create table qtemp/select (name char(12)) insert into qtemp/select values ('JONES') insert into qtemp/select values ('DOE') insert into qtemp/select values ('VINE') select cusnum,lstnam,init,city,state from qiws/qcustcdt where upper(lstnam) in (select name from qtemp/select)
Finally, a third method you can use is to create the list in a character string and use the LIKE predicate, rather than IN, to carry out record selection. The following RPG program accepts a list of last names in the second parameter.

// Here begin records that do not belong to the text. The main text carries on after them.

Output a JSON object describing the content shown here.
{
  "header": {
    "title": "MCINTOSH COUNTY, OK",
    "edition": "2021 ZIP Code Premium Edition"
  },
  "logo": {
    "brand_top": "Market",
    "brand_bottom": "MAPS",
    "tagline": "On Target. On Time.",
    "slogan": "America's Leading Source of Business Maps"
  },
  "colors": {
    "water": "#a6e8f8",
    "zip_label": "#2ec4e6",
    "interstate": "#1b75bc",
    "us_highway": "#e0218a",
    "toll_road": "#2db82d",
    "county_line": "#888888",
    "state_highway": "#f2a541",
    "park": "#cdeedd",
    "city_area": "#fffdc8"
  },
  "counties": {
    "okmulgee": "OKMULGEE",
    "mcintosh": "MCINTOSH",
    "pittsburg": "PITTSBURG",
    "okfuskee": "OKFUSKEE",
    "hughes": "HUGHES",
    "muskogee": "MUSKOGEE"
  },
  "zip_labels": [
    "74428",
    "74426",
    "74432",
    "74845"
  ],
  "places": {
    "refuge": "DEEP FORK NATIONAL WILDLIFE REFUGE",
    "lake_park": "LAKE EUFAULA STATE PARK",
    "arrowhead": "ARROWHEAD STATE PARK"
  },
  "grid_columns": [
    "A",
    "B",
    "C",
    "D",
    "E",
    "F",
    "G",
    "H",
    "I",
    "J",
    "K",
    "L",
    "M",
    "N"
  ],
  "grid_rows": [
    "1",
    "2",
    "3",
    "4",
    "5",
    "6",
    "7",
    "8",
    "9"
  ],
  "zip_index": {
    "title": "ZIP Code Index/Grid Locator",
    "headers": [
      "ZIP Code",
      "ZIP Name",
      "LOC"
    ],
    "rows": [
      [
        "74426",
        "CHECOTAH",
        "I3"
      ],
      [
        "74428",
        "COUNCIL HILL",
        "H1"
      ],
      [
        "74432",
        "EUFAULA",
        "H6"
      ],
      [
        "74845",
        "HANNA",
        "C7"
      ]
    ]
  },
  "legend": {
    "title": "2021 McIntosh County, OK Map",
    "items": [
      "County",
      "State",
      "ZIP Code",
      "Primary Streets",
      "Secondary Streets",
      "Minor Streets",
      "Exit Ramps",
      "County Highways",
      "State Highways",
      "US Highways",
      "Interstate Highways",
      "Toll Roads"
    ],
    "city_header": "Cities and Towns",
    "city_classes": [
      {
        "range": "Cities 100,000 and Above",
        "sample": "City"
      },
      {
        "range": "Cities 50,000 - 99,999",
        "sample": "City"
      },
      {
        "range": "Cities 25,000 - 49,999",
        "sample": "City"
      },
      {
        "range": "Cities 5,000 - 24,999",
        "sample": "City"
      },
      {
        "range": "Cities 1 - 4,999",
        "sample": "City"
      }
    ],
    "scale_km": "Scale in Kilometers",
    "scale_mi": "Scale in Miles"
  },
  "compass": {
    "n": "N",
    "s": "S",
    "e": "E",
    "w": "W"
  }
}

* Note: QIWS must be in the library list at compile time * and at run time. Fqsysprt o f 132 printer D*entry plist D AAA111R pr extpgm('AAA111R') D ouStatus 8a D inList 120a const D AAA111R pi D ouStatus 8a D inList 120a const D AllOK c const('00-00000') D HostStruc e ds extname(QCUSTCDT) D List s 120a varying D PssrIsActive s n D SqlEof c const('02000') D Status s like(ouStatus) D True c const(*on) C/exec sql C+ set option closqlcsr=*endmod C/end-exec C/exec sql C+ declare Input cursor for C+ select x.* from qcustcdt as x C+ where ','||:List||',' C+ like '%,'||trim(upper(lstnam))||',%' C/end-exec C C eval *inlr = *on C eval Status = AllOK C eval List = %trim(inList) C/exec sql C+ open Input C/end-exec C if SQLStt >= SqlEof C eval Status = '10-' + SqlStt C exsr ShutDown C endif C C dow '1' C/exec sql C+ fetch Input into :HostStruc C/end-exec C select C when SqlStt = SqlEof C leave C when SQLStt > SqlEof C eval Status = '20-' + SqlStt C exsr ShutDown C endsl C except pline C enddo C C exsr ShutDown * ========================================================= C *pssr begsr C C eval *inlr = *on C C if PssrIsActive C return C endif C C eval PssrIsActive = true C C eval Status = '99-99999' C exsr Shutdown C C endsr C* ============================================= C ShutDown begsr C C eval *inlr = *on C C if Status <> AllOK C dump(a) C endif C C if %parms >= 1 C eval ouStatus = Status C endif C C return C C endsr Oqsysprt e pline 1 O lstnam O init +0001 O cusnum +0001 O city +0001 O state +0001
The names must be separated by commas and there must be no embedded blanks in the list. Here are some examples of such lists.
JONES JONES,SMITH JONES,DOE,SMITH,GREEN,WHITE
If the user enters the names Doe and Vine, and the system retrieves a record for VINE, the WHERE clause resolves to this:
where ',DOE,VINE,' like '%,VINE,%'
The system selects the record.
On the other hand, suppose the system reads the record of customer Jones. The WHERE clause resolves to this:
where ',DOE,VINE,' like '%,JONES,%'
The system does not select the record.
Now you have three ways to use dynamic lists of unpredictable sizes in embedded SQL. Since selection from lists allows you to give the user powerful and flexible report and inquiry programs, these techniques are worth mastering.